Your goal ▸ Gather each line containing the string "transform" from these entries.

******************************

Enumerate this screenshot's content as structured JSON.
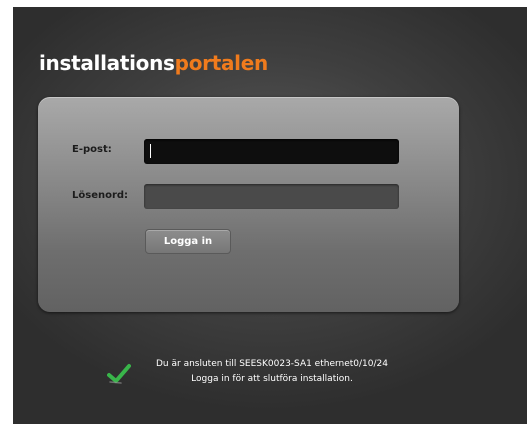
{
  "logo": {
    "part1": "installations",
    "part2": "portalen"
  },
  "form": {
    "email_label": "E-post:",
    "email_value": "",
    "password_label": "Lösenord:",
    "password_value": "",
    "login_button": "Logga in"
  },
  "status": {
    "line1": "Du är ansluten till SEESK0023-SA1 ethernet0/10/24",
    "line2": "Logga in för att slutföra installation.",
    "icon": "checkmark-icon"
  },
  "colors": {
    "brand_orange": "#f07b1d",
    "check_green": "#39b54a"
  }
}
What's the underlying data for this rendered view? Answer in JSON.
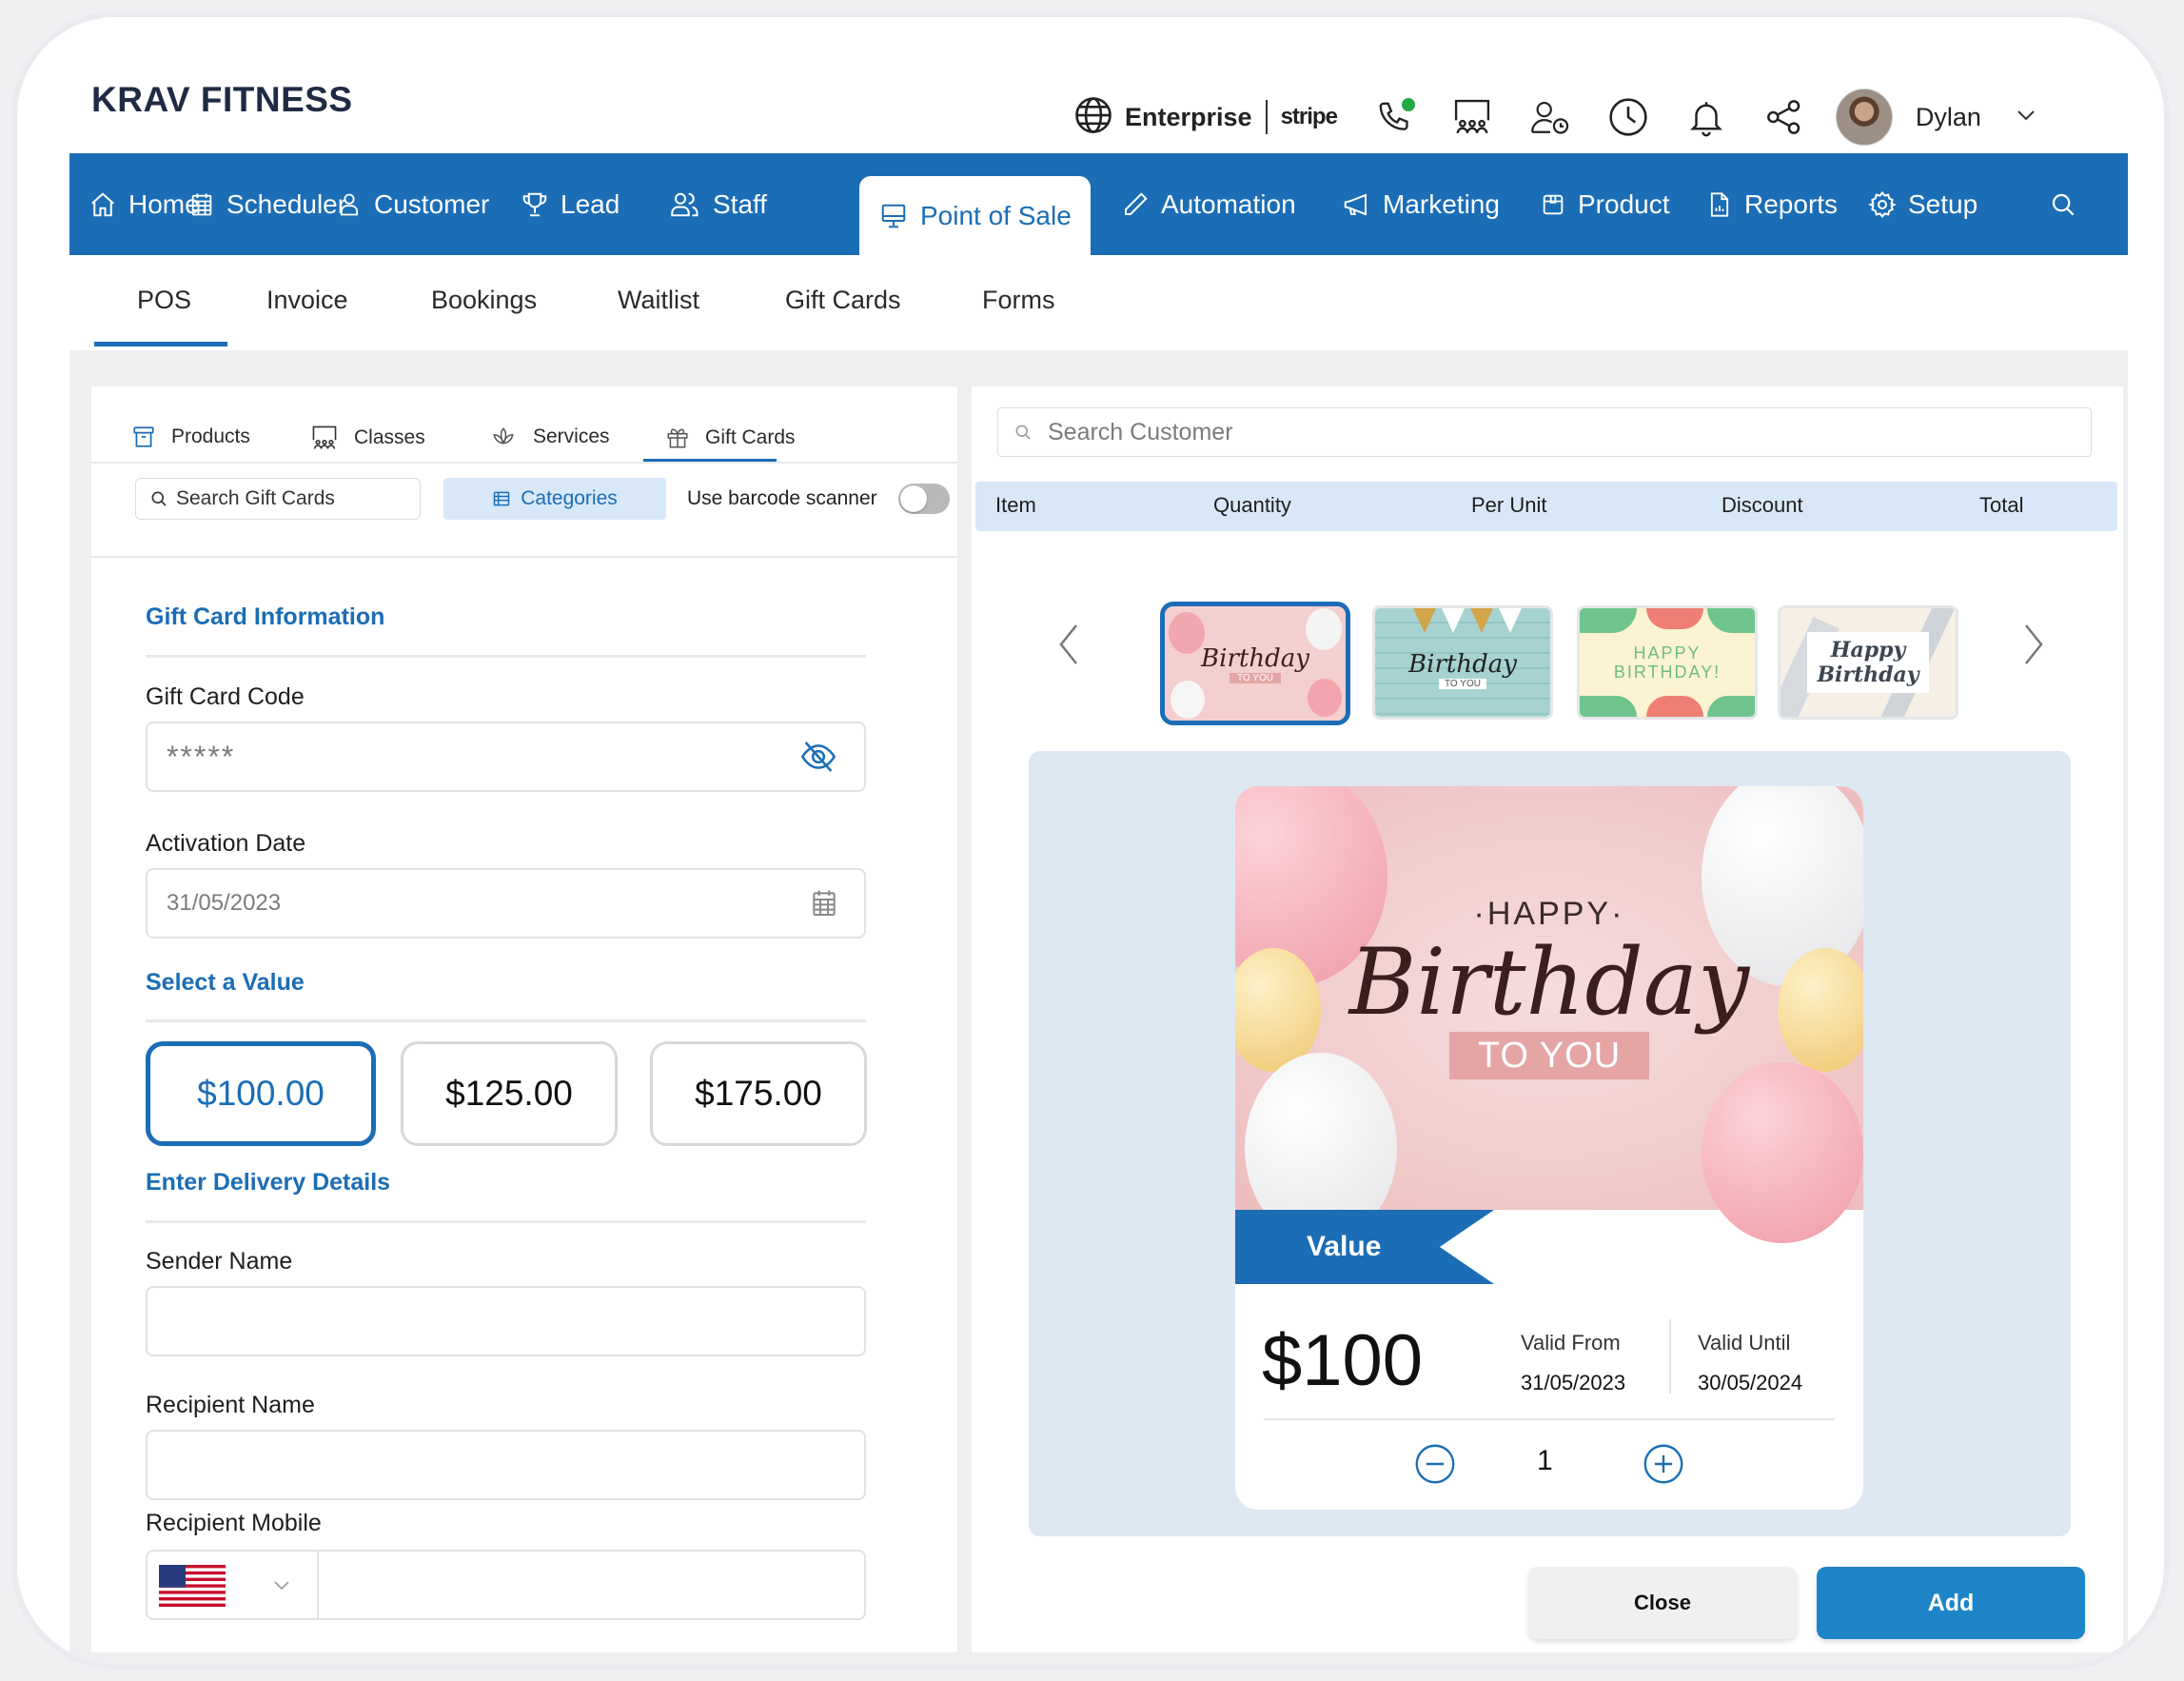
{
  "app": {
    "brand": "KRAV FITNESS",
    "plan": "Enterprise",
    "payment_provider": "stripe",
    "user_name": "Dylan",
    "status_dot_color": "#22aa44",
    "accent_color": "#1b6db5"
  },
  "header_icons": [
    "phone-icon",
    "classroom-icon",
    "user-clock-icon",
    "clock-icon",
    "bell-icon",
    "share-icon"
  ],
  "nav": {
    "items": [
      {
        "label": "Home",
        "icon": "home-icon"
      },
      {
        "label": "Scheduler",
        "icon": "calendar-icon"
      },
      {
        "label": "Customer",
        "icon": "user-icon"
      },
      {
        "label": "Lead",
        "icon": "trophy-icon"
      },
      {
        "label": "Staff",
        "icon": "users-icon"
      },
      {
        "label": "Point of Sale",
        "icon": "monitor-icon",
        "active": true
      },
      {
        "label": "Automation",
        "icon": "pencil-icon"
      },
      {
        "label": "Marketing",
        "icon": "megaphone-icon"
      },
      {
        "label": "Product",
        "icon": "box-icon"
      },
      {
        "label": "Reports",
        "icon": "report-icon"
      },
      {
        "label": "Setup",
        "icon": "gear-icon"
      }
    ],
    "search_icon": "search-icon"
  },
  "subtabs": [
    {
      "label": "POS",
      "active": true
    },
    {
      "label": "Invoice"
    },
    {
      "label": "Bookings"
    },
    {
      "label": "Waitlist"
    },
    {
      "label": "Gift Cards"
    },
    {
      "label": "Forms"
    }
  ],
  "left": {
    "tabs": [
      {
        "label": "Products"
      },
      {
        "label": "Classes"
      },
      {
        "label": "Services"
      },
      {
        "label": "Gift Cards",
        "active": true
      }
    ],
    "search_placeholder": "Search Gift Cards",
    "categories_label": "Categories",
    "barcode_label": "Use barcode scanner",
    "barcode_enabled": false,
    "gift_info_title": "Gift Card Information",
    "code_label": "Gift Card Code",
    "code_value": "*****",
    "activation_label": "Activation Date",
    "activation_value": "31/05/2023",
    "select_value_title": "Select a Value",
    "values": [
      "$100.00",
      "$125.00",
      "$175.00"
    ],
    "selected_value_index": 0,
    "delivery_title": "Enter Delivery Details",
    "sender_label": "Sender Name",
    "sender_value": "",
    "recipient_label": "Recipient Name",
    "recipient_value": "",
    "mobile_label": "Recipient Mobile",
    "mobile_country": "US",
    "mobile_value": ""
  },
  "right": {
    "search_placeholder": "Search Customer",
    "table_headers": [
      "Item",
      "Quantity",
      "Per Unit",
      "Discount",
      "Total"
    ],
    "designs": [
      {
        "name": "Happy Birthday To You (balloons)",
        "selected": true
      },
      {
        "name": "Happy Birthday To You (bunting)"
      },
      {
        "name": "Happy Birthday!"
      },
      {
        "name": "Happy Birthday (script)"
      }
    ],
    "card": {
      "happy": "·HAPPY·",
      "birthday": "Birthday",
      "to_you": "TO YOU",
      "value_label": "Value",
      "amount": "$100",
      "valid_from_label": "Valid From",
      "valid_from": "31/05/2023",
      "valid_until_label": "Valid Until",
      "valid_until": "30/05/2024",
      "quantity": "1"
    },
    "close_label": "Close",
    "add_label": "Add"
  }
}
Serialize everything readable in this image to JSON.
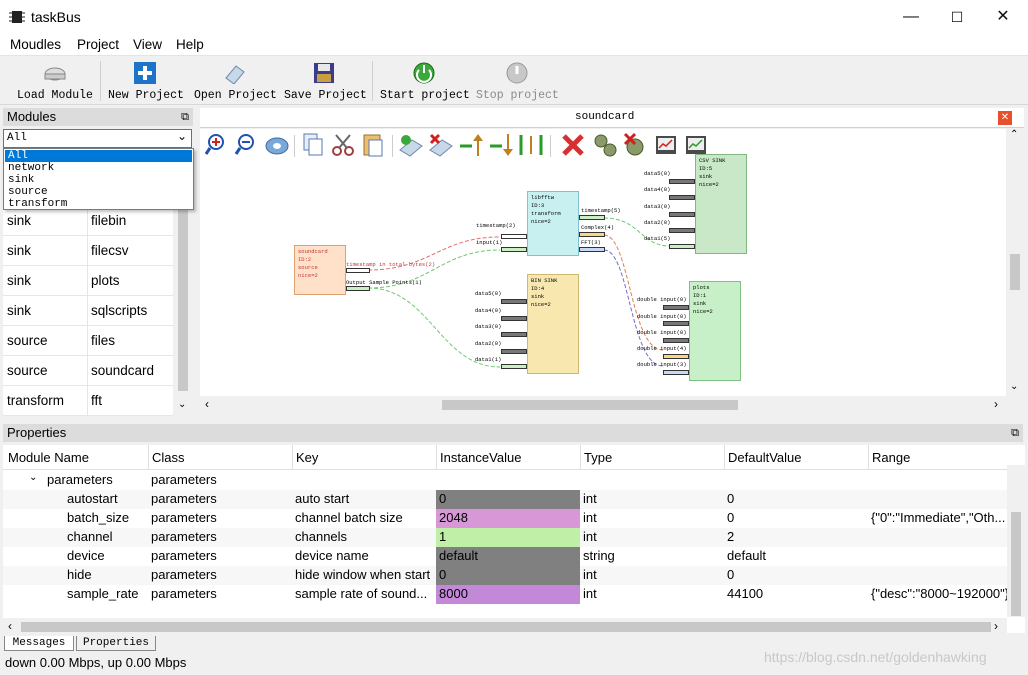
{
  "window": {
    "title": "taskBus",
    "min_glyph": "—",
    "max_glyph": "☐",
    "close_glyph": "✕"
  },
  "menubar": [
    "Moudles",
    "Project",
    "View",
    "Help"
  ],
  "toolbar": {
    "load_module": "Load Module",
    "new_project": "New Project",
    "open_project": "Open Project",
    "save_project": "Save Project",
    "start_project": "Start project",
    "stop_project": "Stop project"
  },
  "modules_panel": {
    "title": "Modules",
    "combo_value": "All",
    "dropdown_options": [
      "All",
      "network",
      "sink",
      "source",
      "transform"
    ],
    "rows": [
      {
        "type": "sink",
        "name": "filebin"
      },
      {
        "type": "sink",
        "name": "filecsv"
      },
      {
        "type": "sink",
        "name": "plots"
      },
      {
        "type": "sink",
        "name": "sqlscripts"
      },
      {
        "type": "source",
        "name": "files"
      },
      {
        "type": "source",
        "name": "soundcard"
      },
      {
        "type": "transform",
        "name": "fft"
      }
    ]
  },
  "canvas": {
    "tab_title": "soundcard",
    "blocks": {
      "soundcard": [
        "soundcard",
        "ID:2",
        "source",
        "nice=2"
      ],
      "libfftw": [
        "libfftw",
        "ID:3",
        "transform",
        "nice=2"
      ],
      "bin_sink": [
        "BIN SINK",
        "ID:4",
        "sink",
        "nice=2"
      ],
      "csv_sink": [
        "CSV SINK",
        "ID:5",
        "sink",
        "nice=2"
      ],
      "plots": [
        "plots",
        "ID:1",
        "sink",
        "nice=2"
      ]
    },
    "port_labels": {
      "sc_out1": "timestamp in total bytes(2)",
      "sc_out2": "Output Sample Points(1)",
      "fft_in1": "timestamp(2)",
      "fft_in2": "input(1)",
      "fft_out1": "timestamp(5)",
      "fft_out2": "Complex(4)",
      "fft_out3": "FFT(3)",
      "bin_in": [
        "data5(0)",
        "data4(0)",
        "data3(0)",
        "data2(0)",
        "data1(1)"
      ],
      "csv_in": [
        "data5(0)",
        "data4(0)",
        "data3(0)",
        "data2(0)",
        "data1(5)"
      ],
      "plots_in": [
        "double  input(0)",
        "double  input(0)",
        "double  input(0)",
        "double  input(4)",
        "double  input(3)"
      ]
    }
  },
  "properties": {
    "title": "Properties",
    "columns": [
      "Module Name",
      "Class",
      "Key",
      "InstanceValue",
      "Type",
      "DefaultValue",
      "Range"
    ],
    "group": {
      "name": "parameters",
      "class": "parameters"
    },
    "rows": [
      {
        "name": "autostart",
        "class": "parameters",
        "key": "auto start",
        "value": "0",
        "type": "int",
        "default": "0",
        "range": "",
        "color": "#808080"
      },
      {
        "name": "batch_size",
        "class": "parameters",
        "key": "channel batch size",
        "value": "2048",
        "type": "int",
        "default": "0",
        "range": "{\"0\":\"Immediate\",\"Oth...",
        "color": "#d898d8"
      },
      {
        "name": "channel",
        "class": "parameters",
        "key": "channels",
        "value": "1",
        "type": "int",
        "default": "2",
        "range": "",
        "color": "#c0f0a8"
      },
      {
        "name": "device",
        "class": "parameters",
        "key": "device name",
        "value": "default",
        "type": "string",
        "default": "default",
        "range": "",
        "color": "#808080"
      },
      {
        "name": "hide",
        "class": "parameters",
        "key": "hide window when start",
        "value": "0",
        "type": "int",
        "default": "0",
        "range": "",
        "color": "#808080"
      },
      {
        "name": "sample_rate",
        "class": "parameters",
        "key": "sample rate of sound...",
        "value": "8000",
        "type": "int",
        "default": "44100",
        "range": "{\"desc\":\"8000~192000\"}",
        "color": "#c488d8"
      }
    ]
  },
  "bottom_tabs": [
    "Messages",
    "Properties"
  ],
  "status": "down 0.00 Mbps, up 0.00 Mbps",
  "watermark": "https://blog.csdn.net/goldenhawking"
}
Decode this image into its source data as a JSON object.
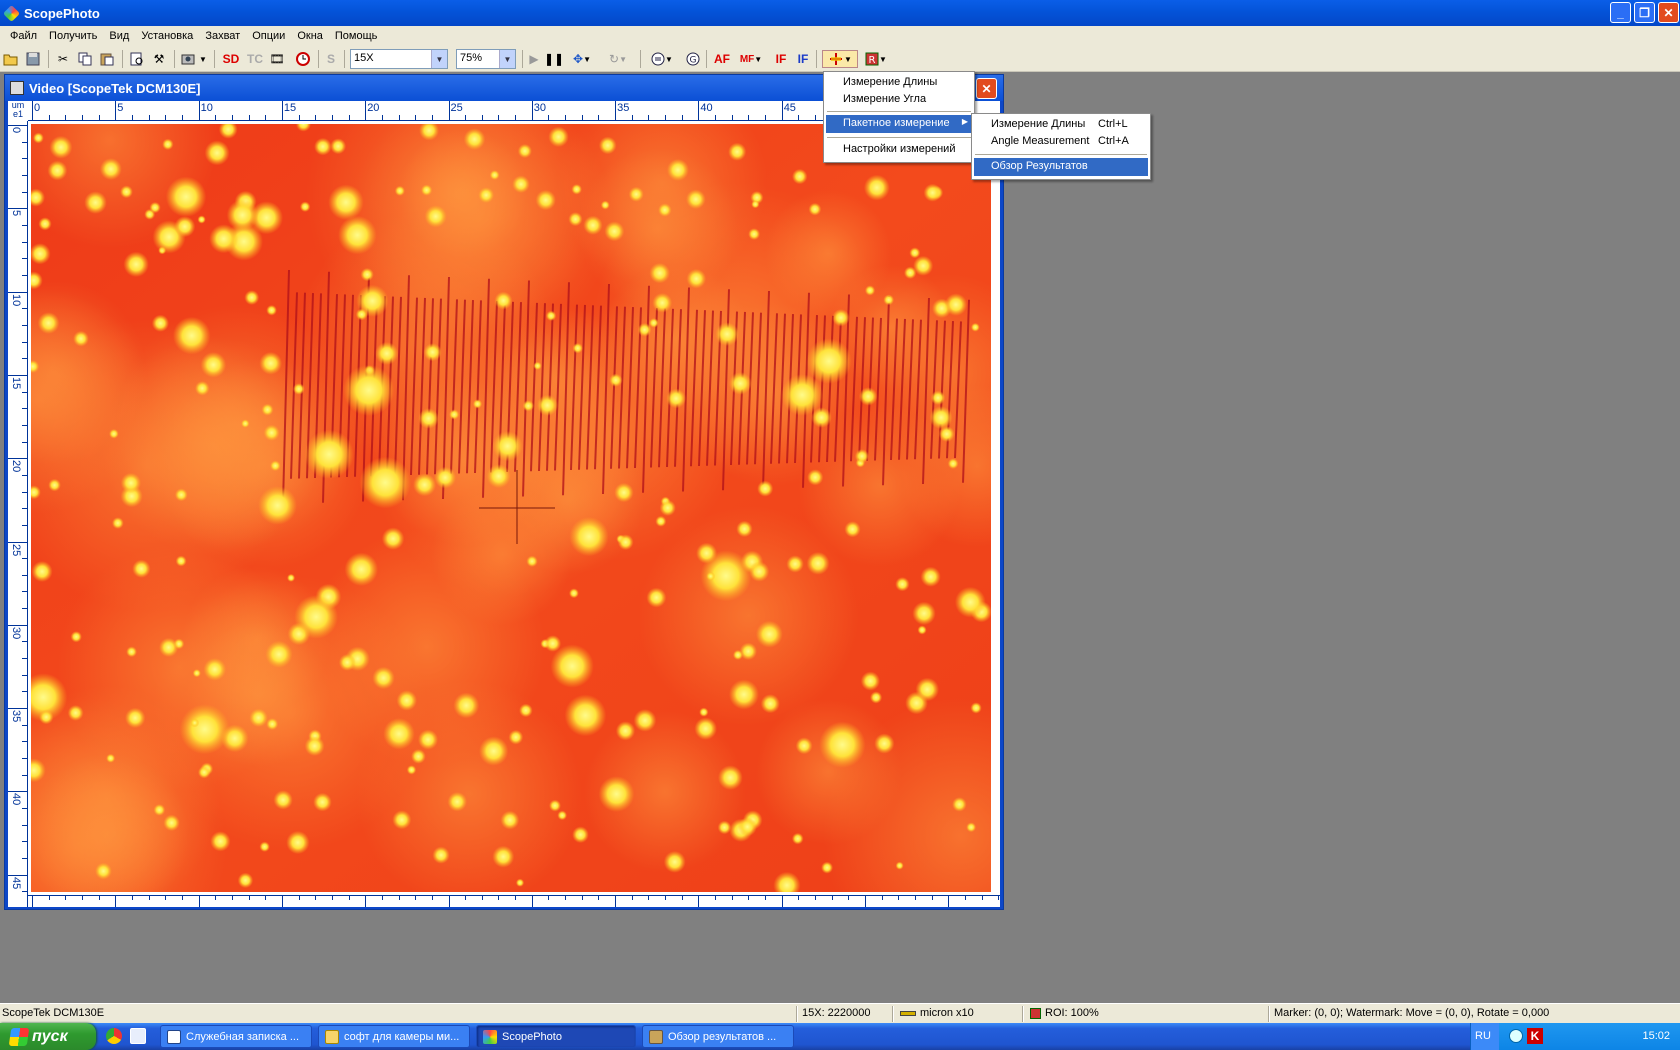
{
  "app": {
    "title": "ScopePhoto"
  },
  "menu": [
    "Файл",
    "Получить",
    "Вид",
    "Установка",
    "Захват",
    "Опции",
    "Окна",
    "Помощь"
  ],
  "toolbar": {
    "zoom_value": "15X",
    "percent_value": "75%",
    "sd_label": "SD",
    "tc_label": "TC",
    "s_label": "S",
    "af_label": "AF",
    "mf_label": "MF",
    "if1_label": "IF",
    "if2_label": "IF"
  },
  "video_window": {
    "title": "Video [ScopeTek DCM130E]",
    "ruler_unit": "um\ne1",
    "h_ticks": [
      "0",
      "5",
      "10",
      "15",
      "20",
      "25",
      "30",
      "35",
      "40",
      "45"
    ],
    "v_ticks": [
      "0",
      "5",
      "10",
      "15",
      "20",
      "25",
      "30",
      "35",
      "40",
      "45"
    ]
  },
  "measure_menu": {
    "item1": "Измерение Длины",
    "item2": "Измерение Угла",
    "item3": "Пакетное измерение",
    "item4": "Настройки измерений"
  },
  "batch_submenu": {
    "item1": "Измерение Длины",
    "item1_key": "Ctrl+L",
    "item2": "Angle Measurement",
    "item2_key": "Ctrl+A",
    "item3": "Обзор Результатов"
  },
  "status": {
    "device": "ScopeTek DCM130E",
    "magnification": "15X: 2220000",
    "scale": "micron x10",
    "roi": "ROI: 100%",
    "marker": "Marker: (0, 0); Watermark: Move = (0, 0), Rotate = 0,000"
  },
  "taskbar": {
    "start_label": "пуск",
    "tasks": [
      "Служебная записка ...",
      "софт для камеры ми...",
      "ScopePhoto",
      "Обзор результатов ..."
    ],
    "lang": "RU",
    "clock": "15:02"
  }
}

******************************

Result ▸
      "transform"
        "type": "transform",
        "transform",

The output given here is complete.